    It seems odd that the B.C. government is not proposing to include class 5 (light industrial) and class 6 (commercial) businesses in this amendment. It claims to be basing the amendment on the potential threat to a single business while ignoring many others in class 4 and 5 that have closed or are threatened. And the argument that these business closures have far-reaching impacts on communities beyond them doesn't hold water when you consider how many local jobs and suppliers are impacted when commercial or light industrial businesses close. All their inventory and service suppliers are heavily impacted - from the growers and ranchers they buy from, to the local artists, crafters and manufacturers they stock, to the banks/credit unions, accounting firms, insurance companies, office supply and other service providers they use. LOCO BC has been measuring the economic impact of local businesses for many years and publishing these impacts here (studies) and here (business impact measurement). If the government is going to provide this benefit to heavy industries in the province, it should also extend the benefit to include class 5 and 6 businesses. The government's own data shows that there are about 50 000 jobs in the forestry, fishing, mining, quarrying, oil and gas sector, but 300 000 in retail and another 200 000 in accommodation and food services. It is unreasonable that the government would extend this amendment to class 4 businesses but not other classes of business who have been severely affected by drastic property tax increases in recent years. 
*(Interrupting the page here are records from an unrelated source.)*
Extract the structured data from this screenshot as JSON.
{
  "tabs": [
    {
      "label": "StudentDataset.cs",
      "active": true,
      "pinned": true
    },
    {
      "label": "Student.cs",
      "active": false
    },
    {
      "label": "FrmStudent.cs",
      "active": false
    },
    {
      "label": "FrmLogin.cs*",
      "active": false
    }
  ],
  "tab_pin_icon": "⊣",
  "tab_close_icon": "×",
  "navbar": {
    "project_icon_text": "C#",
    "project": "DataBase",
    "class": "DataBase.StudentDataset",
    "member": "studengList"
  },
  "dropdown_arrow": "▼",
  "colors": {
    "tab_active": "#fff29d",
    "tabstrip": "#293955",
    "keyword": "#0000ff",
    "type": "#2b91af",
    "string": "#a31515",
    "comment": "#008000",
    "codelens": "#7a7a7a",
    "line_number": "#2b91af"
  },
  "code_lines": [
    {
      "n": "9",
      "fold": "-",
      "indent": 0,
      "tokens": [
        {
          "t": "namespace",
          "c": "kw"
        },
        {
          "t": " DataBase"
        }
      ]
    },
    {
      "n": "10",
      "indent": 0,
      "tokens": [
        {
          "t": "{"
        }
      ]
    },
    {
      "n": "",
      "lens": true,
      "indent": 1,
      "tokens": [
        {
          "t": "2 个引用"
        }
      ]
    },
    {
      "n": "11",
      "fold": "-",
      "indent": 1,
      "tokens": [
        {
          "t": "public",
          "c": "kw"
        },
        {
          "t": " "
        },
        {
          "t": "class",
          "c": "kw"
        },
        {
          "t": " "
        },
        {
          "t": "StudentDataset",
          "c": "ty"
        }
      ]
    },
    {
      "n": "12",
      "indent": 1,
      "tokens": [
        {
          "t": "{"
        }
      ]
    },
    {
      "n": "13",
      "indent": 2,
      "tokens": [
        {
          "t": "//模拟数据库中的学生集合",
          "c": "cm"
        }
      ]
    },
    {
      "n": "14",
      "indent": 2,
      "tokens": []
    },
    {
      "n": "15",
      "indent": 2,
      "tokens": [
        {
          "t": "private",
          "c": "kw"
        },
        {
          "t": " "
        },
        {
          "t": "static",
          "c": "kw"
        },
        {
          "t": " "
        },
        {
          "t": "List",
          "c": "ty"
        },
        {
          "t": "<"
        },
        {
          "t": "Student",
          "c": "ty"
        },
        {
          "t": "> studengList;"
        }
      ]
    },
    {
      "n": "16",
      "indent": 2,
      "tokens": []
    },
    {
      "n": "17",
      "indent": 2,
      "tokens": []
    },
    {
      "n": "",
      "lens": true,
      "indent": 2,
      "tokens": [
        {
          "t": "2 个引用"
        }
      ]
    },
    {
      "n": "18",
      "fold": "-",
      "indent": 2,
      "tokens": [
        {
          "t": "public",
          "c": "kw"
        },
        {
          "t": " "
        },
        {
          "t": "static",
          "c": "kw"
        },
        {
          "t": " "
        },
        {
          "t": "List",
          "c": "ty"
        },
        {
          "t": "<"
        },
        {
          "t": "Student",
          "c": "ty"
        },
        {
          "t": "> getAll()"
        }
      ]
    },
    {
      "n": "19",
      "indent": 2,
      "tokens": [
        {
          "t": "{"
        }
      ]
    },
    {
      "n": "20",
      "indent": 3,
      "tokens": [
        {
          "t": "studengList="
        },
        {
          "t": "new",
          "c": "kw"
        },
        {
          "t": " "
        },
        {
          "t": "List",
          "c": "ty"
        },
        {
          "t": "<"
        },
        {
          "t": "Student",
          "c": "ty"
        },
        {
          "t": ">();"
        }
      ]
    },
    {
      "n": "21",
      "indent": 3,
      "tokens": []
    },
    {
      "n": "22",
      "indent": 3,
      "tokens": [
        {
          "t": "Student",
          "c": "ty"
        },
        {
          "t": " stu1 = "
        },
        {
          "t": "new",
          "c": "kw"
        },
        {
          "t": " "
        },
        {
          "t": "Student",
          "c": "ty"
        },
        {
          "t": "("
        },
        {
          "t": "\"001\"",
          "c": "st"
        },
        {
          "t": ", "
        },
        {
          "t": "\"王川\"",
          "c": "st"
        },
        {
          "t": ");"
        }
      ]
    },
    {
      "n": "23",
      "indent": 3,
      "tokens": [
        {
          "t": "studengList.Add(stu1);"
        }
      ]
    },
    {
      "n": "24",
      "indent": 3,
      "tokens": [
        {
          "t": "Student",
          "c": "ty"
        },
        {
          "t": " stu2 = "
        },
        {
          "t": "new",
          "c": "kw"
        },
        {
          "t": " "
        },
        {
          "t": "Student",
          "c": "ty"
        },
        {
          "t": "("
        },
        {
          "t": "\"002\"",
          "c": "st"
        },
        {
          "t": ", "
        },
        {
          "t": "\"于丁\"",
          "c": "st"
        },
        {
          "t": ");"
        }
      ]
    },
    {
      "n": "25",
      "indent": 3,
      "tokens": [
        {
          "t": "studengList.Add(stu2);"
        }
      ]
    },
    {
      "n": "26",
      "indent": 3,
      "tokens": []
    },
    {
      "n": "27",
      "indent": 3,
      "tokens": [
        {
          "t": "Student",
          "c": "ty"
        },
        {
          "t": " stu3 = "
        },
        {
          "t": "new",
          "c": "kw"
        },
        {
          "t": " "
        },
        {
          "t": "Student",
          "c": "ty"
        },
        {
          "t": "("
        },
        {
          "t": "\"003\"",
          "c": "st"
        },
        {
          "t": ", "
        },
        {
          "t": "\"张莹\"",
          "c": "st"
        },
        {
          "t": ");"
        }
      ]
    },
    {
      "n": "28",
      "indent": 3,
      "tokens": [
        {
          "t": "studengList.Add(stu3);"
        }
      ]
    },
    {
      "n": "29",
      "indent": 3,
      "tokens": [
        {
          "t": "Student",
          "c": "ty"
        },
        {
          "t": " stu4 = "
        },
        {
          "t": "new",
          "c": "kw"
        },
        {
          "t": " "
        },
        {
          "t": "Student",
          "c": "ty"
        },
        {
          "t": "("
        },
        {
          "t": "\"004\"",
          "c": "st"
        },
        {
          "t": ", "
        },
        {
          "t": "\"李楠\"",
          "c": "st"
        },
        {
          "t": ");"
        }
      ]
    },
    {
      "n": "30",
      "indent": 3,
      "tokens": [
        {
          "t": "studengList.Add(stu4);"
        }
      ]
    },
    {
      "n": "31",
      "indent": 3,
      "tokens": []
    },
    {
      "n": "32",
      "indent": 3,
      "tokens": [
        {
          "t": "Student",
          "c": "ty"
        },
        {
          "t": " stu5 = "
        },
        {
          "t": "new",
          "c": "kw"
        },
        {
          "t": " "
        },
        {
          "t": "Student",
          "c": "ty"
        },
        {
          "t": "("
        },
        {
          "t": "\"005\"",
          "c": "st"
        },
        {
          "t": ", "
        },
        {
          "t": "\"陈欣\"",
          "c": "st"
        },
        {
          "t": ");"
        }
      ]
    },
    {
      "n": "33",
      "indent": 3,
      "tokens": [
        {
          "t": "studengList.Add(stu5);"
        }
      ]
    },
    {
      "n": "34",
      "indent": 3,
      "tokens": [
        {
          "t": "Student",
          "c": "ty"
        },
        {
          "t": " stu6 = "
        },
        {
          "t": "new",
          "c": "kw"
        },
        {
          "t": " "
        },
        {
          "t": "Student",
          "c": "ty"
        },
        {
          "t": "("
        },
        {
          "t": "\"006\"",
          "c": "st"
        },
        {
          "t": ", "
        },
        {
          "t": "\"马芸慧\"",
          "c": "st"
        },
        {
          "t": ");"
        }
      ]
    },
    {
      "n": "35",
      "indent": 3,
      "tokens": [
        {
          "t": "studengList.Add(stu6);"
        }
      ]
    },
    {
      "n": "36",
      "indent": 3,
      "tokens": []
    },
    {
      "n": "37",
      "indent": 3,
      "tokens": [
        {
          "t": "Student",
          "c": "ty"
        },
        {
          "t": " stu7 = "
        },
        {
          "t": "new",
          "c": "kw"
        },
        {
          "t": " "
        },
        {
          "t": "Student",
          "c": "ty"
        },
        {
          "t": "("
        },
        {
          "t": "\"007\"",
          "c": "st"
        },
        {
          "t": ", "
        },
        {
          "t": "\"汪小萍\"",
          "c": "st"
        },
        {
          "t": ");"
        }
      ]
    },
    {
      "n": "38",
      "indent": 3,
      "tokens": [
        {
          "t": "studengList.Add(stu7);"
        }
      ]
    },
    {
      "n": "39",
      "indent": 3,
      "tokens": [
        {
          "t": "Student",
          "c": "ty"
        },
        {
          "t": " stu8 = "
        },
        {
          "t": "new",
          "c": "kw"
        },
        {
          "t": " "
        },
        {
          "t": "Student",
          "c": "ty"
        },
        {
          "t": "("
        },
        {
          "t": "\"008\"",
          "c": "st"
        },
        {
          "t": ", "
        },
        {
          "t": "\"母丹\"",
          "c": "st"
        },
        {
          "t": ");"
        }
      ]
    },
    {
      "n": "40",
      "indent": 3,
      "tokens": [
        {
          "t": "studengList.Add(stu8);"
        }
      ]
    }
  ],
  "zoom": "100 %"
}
  • 13 Feb 2018 by Amy Robinson

    Each year LOCO BC conducts a survey of independent business in B.C. We measure the impact of buy local campaigns (ours and other community-focused campaigns), and the impact of B.C. Buy Local Week in the Province. We also survey businesses on their biggest challenges and concerns.

    2017 BC Buy Local Campaign Survey Results

      In 2017 businesses reported that buy local campaigns continued to raise public awareness, positively impacted customer attraction, retention and foot traffic, and that B.C. Buy Local Week had a direct, positive impact on sales. 

    2016 Holiday Sales Compared to 2015

    Many businesses (about half) also reported that holiday sales for the 2016 season (November-December) were up from the previous holiday season.

     

    Businesses reported that some of their top challenges are:

    1. Struggling Customer Base: The customer base served by businesses is struggling financially.
    2. Labour: A shortage of qualified employees, increasing wages and high costs associated with employee benefits programs.
    3. Rise of Online Shopping: Competition from internet retailers, competition from large brick and mortar chains, and that competitors receive better pricing and terms.
    4. Marketing: Can’t afford effective marketing, and unclear of effective marketing strategy.
    5. Shortage of Affordable Commercial Space: Rising property taxes increased lease costs, and leasing agents sometimes prefer to lease to Multinational Corporations (chain stores), leaving less space available to independent businesses.

    We've just launched our 2018 survey. If you're an independent business in B.C., please participate now.

  • 09 Feb 2018 by LOCO BC

    Will Alberta's move to restrict the sale of B.C. wine increase awareness of the need to support local wineries? 

    Alberta premiere Rachel Notley recently moved to restrict the sale of B.C. wines in response to B.C. premier John Horgan's order of additional reviews that will likely delay construction of the Kinder Morgan Trans Mountain pipeline.

    In response, a viral campaign to support B.C. wineries has started, using the hashtags #ToastTheCoast #PinotNotPipelines #BCWinePledge and #BuyBCWine. 

    In what's shaping up to be the best protest ever, the CBC recently reported consumers including Andrew Weaver purchasing B.C. wine to support local producers in the face of decreased sales from Alberta. People across the country are jumping in to show their support, with consumers in Ontario and Quebec are emptying the shelves of B.C. wine. 

    Let's all support B.C. wineries and #ToastTheCoast!

  • 09 Jan 2018 by LOCO BC

    Three great jobs from LOCO members to start the new year!

    Modo is hiring a Call Centre Manager

    Lunapads is hiring a Bookeeping & Office Coordinator.

    Fairware is hiring an Sales Account Manager